> Exercise brief: Look for "ISTC" in the records and copy every line that has it.

(Web page and app entries)
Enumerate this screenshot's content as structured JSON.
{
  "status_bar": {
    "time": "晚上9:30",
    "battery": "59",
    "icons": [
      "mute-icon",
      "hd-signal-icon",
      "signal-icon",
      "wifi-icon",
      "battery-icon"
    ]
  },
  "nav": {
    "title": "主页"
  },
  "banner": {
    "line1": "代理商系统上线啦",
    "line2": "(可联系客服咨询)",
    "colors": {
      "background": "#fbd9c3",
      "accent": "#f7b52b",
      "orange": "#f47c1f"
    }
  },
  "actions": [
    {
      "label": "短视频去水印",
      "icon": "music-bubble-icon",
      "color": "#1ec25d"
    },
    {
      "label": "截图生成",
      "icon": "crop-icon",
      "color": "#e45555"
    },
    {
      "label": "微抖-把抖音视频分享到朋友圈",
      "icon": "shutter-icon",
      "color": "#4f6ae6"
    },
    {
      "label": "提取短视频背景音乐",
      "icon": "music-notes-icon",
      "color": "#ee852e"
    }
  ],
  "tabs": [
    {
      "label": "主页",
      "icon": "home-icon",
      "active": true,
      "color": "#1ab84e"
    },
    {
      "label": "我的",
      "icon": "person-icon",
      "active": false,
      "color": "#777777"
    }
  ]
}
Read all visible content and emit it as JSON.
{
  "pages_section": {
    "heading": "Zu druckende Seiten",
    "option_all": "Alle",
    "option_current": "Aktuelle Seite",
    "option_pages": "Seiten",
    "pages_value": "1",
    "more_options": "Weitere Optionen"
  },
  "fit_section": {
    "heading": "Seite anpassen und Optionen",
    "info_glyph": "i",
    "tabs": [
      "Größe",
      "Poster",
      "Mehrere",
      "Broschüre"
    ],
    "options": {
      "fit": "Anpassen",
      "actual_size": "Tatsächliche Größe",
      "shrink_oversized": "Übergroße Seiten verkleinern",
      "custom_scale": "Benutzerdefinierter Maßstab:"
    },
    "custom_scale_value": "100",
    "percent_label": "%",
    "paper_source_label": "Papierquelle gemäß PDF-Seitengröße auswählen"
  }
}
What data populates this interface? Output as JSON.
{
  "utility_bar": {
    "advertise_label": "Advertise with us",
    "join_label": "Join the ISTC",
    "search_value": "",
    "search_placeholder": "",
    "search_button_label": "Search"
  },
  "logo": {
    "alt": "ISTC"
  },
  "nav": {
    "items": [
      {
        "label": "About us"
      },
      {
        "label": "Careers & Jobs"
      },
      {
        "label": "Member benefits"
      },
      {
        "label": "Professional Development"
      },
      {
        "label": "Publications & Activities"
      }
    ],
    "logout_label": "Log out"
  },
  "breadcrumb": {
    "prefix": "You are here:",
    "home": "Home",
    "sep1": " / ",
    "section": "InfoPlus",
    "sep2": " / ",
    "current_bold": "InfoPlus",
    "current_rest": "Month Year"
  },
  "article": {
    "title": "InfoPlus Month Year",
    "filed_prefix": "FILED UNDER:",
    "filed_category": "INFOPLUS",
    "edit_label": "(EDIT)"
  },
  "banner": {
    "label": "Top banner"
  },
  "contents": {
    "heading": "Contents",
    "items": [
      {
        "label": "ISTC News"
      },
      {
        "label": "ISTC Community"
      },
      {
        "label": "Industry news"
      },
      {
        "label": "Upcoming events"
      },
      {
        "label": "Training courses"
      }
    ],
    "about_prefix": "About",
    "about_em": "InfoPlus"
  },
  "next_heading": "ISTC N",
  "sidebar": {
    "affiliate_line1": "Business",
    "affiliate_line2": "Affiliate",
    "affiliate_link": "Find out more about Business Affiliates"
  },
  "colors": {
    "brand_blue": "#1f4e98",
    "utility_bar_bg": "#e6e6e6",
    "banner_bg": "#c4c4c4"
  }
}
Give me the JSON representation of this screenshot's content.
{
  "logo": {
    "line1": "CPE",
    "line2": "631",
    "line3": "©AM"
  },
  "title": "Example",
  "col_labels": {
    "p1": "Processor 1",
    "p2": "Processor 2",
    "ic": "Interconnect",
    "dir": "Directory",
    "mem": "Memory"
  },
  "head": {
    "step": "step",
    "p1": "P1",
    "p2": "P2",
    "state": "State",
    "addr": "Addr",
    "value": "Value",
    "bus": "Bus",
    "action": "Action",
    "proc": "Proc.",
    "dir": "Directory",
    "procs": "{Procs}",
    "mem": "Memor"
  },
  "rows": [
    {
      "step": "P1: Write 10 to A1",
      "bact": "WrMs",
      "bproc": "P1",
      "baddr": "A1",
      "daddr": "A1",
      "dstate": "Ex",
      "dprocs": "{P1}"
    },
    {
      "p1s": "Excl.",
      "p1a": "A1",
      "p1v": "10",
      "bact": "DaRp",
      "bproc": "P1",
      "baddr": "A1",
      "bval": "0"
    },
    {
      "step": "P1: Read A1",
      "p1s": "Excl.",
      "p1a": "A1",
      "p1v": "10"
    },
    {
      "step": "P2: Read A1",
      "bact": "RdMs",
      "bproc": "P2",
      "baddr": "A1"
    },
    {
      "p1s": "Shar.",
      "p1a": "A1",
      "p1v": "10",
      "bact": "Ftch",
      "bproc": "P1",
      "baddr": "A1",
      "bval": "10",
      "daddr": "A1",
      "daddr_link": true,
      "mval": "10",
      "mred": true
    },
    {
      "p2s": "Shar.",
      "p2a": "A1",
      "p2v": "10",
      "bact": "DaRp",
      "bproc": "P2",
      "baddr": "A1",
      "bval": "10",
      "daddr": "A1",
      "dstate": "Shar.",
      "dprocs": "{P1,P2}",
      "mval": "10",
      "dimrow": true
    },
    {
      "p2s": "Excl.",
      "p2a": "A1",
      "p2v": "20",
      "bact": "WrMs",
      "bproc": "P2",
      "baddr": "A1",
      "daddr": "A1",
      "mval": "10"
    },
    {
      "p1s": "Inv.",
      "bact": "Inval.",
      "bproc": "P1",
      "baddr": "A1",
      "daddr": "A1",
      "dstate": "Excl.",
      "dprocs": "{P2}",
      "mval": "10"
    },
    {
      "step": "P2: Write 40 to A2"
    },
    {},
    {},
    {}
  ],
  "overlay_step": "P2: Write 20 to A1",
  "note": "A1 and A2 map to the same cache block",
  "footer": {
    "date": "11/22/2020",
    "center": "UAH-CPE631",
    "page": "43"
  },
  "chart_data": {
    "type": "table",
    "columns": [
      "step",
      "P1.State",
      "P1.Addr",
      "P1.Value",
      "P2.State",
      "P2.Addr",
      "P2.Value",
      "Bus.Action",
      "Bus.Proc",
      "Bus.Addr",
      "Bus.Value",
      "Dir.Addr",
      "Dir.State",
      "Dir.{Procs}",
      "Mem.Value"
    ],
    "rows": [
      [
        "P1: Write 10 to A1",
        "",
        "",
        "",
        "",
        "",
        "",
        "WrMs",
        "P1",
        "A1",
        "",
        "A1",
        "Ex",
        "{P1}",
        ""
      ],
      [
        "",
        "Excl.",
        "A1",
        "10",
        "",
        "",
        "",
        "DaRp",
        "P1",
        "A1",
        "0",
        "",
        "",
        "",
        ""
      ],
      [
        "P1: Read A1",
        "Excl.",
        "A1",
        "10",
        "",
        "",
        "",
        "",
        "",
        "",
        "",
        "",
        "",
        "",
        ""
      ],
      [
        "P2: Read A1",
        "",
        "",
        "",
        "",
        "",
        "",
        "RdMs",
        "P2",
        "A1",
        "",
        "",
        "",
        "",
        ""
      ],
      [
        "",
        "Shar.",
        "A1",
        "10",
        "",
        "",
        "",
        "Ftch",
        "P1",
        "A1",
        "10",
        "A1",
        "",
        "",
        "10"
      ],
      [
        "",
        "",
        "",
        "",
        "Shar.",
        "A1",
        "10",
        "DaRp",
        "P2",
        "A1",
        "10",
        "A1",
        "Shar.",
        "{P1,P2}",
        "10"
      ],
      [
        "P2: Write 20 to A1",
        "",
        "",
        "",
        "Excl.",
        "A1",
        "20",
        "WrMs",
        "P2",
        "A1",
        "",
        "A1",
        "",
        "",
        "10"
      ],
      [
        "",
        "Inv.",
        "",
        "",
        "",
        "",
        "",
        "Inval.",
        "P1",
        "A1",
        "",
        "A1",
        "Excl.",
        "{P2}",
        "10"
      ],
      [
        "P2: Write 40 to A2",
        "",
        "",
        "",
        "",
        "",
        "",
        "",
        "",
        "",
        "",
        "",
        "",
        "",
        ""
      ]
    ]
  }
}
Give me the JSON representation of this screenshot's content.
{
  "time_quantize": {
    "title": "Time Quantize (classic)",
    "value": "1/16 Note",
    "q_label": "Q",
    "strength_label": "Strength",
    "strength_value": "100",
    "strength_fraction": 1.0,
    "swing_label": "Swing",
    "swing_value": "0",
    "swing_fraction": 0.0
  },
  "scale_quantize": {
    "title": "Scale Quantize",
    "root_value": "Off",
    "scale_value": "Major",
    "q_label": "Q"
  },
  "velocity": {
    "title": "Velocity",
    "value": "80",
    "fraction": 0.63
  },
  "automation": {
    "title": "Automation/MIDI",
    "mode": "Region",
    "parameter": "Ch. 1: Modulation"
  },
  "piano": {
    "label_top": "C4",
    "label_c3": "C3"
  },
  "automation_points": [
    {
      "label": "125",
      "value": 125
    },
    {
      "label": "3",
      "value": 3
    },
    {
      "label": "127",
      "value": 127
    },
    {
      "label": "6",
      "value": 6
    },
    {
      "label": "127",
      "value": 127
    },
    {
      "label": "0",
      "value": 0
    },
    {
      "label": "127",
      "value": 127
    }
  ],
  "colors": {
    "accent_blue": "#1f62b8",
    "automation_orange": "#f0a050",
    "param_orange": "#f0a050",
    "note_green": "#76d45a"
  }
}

> Solved exercise:
    "join_label": "Join the ISTC",
    "alt": "ISTC"
        "label": "ISTC News"
        "label": "ISTC Community"
  "next_heading": "ISTC N",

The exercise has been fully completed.